*WHAT TO WORK ON*
Please copy each line in the records below that contains the string "group".

*AVAILABLE DATA*

——————

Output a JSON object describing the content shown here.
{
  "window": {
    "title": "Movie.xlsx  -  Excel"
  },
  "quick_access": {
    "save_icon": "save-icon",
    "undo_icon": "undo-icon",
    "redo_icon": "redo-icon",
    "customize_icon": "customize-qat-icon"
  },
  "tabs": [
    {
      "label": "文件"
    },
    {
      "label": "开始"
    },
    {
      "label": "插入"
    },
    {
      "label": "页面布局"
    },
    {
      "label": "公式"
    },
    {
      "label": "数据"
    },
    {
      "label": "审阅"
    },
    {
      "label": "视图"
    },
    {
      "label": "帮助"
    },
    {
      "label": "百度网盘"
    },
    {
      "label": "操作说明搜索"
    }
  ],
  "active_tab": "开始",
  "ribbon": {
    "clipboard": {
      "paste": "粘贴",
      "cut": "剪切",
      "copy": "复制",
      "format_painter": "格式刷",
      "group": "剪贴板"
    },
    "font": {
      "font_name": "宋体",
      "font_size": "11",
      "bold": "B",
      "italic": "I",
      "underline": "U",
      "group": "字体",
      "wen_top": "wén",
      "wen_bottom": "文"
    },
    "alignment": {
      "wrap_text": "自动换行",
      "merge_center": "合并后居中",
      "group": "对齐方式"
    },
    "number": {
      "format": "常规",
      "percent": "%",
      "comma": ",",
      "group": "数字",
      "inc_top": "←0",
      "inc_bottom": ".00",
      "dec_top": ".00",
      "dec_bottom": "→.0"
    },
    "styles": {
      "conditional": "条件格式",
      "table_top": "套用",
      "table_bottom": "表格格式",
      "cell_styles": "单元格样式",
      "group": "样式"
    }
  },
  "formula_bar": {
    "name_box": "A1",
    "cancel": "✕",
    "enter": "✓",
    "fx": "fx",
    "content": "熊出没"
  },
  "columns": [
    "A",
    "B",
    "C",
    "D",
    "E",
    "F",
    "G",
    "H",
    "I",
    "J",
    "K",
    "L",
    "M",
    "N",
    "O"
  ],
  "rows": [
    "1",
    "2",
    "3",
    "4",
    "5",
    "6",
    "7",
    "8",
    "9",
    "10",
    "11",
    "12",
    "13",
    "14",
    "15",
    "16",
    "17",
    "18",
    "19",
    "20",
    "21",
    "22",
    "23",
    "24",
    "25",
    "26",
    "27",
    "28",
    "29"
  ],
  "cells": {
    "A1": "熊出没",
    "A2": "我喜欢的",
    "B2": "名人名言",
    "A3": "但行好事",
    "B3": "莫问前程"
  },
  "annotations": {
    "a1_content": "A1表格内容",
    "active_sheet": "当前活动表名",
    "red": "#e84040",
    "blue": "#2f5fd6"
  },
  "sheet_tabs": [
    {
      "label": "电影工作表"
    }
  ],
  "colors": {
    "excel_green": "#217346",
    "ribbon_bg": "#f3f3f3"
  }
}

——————

*EXERCISE RESULT*
      "group": "剪贴板"
      "group": "字体",
      "group": "对齐方式"
      "group": "数字",
      "group": "样式"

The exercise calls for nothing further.